During the months he lived in Egypt, Glen Water saw poverty with his own eyes—and glimpsed a vision of the sustainable development that can alleviate it. He interviewed energy experts and became familiar with the fundamentals of engineering and irrigation. And he considered how investing in alternative energy might prevent regional conflicts.
Not a bad way to spend the second semester of his junior year.
Water, who graduated in 2009 from Notre Dame with a bachelor’s degree in political science, studied in Cairo for a semester thanks to a grant from the College of Arts and Letters’ Undergraduate Research Opportunity Program.
He is among the latest students to benefit from such grants, which are administered by the College’s Institute for Scholarship in the Liberal Arts. The institute provided more than $100,000 to support the research of 74 students during the 2008-2009 academic year, and another $105,000 to fund the work of 37 students during the summer of 2009.
Water, who minored in three areas—public policy, peace studies, and Middle Eastern studies—says his grant allowed him to pursue multiple interests while conducting high-impact research. “I started looking into green development in Egypt, which is just starting to take off,” he says. “The research really was hands-on.”
That research began with a simple enough problem. Because Cairo suffers from overcrowding, Water says, the Egyptian government wants to help more people move into what is now desert. The challenge: flood irrigation won’t work because the water would simply evaporate.
Instead, workers must use sprinklers to water the desert, opening the door to a green technology: solar-powered sprinklers. Water studied the feasibility of this technology, learning that the primary expense comes with start-up, not maintenance costs.
Solving the problem of sustainable development is crucial for the region, Water says. Otherwise, Egypt, Ethiopia, and Sudan are poised for conflict because each country uses the Nile River for its water supply, and each is now at capacity and planning to use more.
“This was pressing. I was doing something that would make a difference,” says Water, who distilled his research findings into a paper, “Solar Power and Resource Wars,” which he presented in October 2008 during Notre Dame’s Symposium of Undergraduate Research on Green Energy. “If it worked, maybe I could do something to help prevent a war.”
Creating Knowledge, Building Skills
Agustin Fuentes, professor of anthropology and the director of ISLA, says Water’s experience exemplifies how students can benefit from the UROP grants and take an increasingly active role in their own learning.
“The vision behind these grants, the goal, is to move students from receiving knowledge to creating and owning knowledge,” he says. “The experience also gives them a sense of participation and accomplishment.
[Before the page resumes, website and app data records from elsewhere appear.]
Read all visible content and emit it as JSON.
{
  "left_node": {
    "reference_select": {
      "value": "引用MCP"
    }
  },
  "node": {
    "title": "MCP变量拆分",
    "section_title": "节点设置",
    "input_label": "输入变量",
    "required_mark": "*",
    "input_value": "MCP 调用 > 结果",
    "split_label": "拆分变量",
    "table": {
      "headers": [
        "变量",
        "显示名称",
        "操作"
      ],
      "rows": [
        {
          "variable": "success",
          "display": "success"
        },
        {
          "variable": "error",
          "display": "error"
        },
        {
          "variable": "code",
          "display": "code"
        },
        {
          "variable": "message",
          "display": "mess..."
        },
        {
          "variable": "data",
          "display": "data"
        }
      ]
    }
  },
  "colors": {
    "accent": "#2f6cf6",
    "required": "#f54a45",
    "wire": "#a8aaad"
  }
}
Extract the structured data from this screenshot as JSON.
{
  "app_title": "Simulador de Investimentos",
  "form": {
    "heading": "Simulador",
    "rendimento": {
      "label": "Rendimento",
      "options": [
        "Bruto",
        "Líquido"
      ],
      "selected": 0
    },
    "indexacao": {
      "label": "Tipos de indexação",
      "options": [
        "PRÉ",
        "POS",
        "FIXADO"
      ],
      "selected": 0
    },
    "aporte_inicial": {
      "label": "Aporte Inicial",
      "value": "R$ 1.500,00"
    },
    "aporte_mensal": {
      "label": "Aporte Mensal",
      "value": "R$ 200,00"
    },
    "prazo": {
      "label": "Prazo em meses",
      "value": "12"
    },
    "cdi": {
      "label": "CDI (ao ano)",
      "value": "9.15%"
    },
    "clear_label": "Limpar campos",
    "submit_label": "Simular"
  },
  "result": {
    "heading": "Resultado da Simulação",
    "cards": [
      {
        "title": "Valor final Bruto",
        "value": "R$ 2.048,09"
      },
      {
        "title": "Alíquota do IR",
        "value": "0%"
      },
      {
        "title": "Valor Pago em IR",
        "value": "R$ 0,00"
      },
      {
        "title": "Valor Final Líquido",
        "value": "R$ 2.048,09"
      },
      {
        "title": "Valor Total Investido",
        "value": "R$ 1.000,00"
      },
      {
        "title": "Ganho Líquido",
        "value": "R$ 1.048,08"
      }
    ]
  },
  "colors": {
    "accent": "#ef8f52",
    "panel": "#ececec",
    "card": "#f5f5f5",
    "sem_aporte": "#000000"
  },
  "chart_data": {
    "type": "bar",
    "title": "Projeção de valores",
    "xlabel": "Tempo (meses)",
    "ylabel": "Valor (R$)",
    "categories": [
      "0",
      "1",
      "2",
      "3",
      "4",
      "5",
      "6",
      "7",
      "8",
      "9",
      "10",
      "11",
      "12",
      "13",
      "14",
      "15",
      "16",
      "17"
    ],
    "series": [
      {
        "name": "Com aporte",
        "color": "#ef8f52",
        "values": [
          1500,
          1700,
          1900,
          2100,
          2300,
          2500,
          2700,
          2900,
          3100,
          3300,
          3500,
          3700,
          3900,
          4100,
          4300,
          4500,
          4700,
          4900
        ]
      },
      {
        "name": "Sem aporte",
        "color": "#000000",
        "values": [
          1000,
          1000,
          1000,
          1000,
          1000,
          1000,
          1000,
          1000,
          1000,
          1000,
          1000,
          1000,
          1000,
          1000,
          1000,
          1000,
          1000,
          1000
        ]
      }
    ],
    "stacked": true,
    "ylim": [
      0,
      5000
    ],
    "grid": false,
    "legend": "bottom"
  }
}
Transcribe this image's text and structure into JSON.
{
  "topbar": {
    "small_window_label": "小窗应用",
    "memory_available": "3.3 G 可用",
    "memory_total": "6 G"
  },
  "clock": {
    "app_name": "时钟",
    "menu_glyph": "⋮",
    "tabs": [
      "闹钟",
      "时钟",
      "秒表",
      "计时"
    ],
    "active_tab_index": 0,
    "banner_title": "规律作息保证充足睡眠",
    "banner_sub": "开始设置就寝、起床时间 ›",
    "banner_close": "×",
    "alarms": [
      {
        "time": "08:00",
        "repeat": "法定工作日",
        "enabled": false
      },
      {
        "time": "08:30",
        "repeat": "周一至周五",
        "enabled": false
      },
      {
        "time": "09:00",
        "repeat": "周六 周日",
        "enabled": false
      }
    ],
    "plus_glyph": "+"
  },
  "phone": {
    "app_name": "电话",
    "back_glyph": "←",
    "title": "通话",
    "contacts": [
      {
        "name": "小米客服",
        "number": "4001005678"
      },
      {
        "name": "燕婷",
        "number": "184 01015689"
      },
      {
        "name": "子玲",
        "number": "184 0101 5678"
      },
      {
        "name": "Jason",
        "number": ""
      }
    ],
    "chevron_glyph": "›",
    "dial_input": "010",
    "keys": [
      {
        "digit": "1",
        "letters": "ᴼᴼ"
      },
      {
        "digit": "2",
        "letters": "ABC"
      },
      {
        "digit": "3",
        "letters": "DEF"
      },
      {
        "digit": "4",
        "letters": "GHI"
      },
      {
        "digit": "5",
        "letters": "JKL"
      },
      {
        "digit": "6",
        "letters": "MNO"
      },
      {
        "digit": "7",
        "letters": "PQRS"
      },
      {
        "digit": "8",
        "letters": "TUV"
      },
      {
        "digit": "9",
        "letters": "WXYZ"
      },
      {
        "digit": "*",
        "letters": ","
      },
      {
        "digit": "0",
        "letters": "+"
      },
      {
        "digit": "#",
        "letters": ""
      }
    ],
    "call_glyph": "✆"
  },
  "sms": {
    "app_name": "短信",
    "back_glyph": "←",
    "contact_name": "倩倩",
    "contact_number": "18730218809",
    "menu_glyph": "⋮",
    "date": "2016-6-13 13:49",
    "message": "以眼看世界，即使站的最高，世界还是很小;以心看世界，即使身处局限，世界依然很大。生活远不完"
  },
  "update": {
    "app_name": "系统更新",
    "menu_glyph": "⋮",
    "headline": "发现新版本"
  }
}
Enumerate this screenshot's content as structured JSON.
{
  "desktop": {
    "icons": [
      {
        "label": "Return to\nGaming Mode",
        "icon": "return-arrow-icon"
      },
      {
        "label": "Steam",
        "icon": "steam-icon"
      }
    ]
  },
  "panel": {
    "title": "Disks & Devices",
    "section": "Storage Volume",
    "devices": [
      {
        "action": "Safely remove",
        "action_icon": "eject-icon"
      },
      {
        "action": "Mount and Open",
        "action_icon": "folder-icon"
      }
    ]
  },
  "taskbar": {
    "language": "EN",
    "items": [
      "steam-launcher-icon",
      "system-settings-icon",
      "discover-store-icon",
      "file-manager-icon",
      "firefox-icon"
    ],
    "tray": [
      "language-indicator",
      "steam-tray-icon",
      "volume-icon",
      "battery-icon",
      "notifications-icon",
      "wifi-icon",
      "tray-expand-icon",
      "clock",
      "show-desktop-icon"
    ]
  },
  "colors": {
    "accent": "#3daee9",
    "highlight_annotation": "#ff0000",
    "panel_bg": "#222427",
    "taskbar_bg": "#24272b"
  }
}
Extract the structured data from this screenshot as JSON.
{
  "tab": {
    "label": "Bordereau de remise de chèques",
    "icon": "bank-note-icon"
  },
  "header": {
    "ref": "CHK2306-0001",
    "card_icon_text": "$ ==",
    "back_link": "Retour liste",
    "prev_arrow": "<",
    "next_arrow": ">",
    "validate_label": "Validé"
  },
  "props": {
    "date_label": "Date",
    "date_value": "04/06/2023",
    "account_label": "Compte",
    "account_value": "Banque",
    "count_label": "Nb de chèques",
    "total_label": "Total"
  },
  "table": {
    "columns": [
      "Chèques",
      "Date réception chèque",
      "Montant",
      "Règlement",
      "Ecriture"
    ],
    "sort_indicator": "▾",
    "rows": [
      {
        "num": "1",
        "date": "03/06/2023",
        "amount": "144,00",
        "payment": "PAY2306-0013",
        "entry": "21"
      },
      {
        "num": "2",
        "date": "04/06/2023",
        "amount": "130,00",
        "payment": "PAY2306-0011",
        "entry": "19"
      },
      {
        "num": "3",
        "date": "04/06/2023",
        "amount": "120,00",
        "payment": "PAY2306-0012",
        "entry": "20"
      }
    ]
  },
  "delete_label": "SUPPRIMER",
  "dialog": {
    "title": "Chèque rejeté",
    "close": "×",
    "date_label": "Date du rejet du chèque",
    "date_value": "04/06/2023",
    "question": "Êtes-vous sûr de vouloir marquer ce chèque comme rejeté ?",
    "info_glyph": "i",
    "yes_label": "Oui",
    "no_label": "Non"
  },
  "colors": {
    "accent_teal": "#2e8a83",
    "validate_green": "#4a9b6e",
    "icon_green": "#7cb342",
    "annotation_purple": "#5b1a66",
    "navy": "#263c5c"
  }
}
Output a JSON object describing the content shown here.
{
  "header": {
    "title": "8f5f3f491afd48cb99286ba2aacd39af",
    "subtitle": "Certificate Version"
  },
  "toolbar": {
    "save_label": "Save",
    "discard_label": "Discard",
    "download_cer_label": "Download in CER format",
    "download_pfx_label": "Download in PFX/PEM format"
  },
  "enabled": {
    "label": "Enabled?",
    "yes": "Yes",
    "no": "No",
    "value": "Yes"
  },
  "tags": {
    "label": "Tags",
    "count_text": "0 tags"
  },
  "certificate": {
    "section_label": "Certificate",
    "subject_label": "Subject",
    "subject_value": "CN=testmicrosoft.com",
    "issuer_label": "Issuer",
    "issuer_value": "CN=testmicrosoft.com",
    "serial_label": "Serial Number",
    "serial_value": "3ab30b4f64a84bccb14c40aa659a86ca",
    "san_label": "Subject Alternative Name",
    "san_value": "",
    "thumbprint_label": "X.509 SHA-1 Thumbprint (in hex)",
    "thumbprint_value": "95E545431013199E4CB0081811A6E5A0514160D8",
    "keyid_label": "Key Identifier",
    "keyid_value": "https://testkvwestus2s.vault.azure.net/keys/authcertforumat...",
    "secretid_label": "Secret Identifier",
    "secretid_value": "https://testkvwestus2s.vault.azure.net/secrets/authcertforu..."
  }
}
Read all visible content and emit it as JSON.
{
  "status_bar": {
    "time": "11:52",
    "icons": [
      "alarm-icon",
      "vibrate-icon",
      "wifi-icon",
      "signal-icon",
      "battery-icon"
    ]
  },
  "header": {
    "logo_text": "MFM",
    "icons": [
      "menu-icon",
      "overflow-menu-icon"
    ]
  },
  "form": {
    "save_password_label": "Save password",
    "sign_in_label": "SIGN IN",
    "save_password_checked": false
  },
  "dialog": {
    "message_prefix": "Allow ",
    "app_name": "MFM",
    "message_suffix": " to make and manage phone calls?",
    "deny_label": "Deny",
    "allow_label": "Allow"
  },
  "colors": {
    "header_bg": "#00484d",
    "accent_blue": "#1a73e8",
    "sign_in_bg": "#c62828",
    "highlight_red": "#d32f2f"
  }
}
It’s their questions, their research, and their products.”
In addition to providing a valuable learning experience, Fuentes says, conducting this sort of independent, interdisciplinary research helps students build transferable skills that will serve them well after graduation.
“The skill set one develops to conduct rigorous research can apply in everything from graduate school to running corporations to teaching in the inner cities,” he says. “It’s independent thinking, innovation, and intellectual challenge.”
Water, who is now teaching 11th and 12th grade social studies in Hawaii with Teach for America, says his research experience still influences him as he considers his future career options. He plans to pursue a graduate degree in security studies, Middle Eastern studies, or law. Meanwhile, he encourages other students to take advantage of UROP and pursue their intellectual passions.
“The UROP grant gives you the ability to really do what you want,” he says. “I was interested in security issues and green development, and I was lucky enough to have the opportunity to combine them. This experience is completely self-directed, and you can really take it as far as you want.”